Filter the listing below, copying every line in which the word "title" appears.

<<<<

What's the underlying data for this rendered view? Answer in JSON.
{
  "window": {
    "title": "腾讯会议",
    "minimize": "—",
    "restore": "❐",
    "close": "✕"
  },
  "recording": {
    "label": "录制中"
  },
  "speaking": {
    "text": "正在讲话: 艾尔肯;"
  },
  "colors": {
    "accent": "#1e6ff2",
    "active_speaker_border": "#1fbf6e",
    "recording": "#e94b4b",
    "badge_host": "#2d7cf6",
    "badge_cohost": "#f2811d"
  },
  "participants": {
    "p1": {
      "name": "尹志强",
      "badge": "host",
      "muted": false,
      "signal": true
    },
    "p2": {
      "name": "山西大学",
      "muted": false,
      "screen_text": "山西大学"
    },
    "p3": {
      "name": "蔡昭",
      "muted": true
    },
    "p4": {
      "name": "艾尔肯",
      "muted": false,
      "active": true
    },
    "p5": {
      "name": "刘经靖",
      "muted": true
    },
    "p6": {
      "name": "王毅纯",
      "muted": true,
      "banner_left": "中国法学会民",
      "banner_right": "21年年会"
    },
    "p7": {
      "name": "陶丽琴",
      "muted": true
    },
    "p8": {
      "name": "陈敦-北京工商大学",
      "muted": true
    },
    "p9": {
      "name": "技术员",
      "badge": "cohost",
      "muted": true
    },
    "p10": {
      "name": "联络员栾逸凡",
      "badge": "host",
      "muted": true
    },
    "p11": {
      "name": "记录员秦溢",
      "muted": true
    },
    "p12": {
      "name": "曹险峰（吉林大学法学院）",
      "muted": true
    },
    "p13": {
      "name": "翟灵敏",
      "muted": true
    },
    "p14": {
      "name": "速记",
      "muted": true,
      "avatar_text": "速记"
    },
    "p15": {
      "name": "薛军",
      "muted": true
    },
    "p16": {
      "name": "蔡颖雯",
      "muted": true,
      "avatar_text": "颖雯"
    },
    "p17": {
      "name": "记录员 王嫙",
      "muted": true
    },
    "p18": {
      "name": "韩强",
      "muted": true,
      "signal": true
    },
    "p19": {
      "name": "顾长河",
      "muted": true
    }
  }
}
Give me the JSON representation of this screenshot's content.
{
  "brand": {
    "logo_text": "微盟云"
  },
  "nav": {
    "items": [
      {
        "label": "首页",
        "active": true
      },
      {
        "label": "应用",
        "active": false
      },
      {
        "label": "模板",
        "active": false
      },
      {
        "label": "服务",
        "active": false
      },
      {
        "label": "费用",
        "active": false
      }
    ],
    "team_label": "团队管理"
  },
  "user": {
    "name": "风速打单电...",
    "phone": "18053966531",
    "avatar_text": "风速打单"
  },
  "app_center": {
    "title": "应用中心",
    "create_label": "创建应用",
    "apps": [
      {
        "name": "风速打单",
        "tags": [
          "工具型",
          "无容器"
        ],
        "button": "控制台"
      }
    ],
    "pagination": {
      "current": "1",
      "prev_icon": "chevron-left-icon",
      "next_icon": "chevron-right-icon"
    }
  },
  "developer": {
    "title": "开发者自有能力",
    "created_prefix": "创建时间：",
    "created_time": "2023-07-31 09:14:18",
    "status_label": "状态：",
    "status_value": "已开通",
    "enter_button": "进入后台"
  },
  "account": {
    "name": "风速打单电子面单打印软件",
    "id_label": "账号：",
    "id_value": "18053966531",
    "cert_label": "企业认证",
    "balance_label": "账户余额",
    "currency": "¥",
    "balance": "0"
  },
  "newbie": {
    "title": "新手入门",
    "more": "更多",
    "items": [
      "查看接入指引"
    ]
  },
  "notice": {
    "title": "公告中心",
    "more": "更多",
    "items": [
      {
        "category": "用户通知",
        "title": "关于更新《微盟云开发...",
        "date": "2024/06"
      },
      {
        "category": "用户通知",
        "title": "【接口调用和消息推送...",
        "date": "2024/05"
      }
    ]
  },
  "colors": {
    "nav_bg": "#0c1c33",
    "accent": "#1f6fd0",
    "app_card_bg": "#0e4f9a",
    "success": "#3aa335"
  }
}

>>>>

▸ **SOLUTION FOR THIS EXERCISE**:
    "title": "腾讯会议",
    "title": "应用中心",
    "title": "开发者自有能力",
    "title": "新手入门",
    "title": "公告中心",
        "title": "关于更新《微盟云开发...",
        "title": "【接口调用和消息推送...",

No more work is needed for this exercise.